Cluster analysis involves grouping a set of objects in such a way that objects in the same group (called a cluster) are more similar (in some sense) to each other than to those in other groups (clusters). It is a main task of exploratory data mining, and a common technique for statistical data analysis, used in many fields, including pattern recognition, image analysis, information retrieval, bioinformatics, data compression, computer graphics and machine learning.
Cluster analysis itself is not one specific algorithm, but the general task to be solved. It can be achieved by various algorithms that differ significantly in their understanding of what constitutes a cluster and how to efficiently find them. Popular notions of clusters include groups with small distances between cluster members, dense areas of the data space, intervals or particular statistical distributions. Clustering can therefore be formulated as a multi-objective optimization problem.

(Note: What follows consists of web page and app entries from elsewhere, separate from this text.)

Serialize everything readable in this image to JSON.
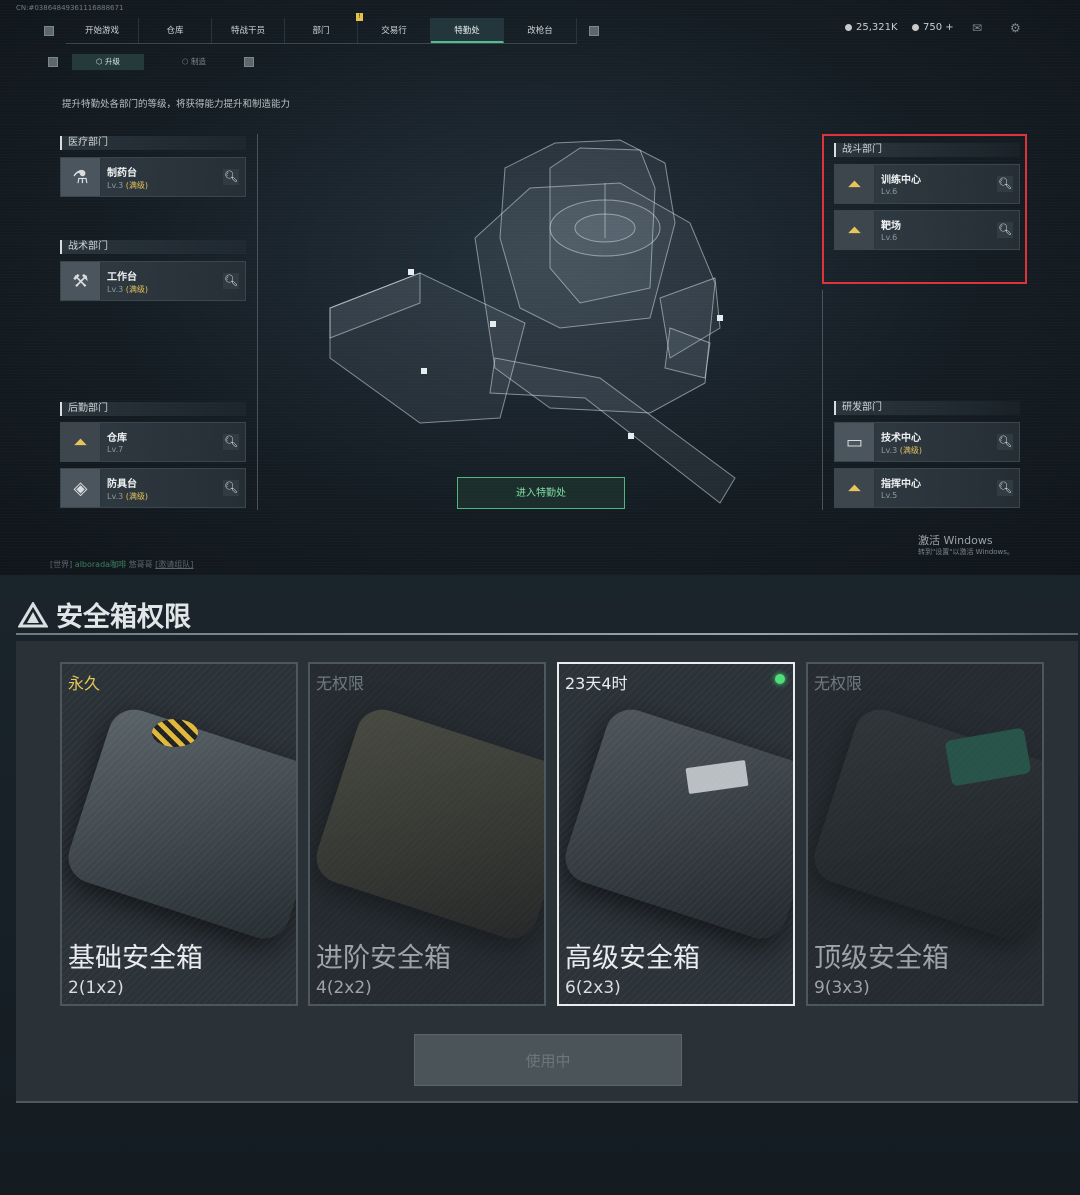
{
  "top": {
    "uid": "CN:#03864849361116888671",
    "nav_tabs": [
      {
        "label": "开始游戏"
      },
      {
        "label": "仓库"
      },
      {
        "label": "特战干员"
      },
      {
        "label": "部门"
      },
      {
        "label": "交易行"
      },
      {
        "label": "特勤处"
      },
      {
        "label": "改枪台"
      }
    ],
    "currency": {
      "coins": "25,321K",
      "premium": "750 +"
    },
    "subtabs": [
      "升级",
      "制造"
    ],
    "description": "提升特勤处各部门的等级，将获得能力提升和制造能力",
    "departments": {
      "medical": {
        "label": "医疗部门",
        "items": [
          {
            "name": "制药台",
            "level": "Lv.3",
            "max": "(满级)"
          }
        ]
      },
      "tactical": {
        "label": "战术部门",
        "items": [
          {
            "name": "工作台",
            "level": "Lv.3",
            "max": "(满级)"
          }
        ]
      },
      "logistics": {
        "label": "后勤部门",
        "items": [
          {
            "name": "仓库",
            "level": "Lv.7",
            "max": ""
          },
          {
            "name": "防具台",
            "level": "Lv.3",
            "max": "(满级)"
          }
        ]
      },
      "combat": {
        "label": "战斗部门",
        "items": [
          {
            "name": "训练中心",
            "level": "Lv.6",
            "max": ""
          },
          {
            "name": "靶场",
            "level": "Lv.6",
            "max": ""
          }
        ]
      },
      "research": {
        "label": "研发部门",
        "items": [
          {
            "name": "技术中心",
            "level": "Lv.3",
            "max": "(满级)"
          },
          {
            "name": "指挥中心",
            "level": "Lv.5",
            "max": ""
          }
        ]
      }
    },
    "enter_button": "进入特勤处",
    "windows_activate": "激活 Windows",
    "windows_activate_sub": "转到\"设置\"以激活 Windows。",
    "chat": {
      "channel": "[世界]",
      "user": "alborada咖啡",
      "message": "悠哥哥",
      "link": "[邀请组队]"
    }
  },
  "safebox": {
    "title": "安全箱权限",
    "boxes": [
      {
        "status": "永久",
        "name": "基础安全箱",
        "size": "2(1x2)"
      },
      {
        "status": "无权限",
        "name": "进阶安全箱",
        "size": "4(2x2)"
      },
      {
        "status": "23天4时",
        "name": "高级安全箱",
        "size": "6(2x3)"
      },
      {
        "status": "无权限",
        "name": "顶级安全箱",
        "size": "9(3x3)"
      }
    ],
    "use_button": "使用中"
  },
  "colors": {
    "accent_green": "#4fc08d",
    "highlight_red": "#e0323a",
    "gold": "#e4c657"
  }
}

The appropriate clustering algorithm and parameter settings (including parameters such as the distance function to use, a density threshold or the number of expected clusters) depend on the individual data set and intended use of the results. Cluster analysis as such is not an automatic task, but an iterative process of knowledge discovery or interactive multi-objective optimization that involves trial and failure.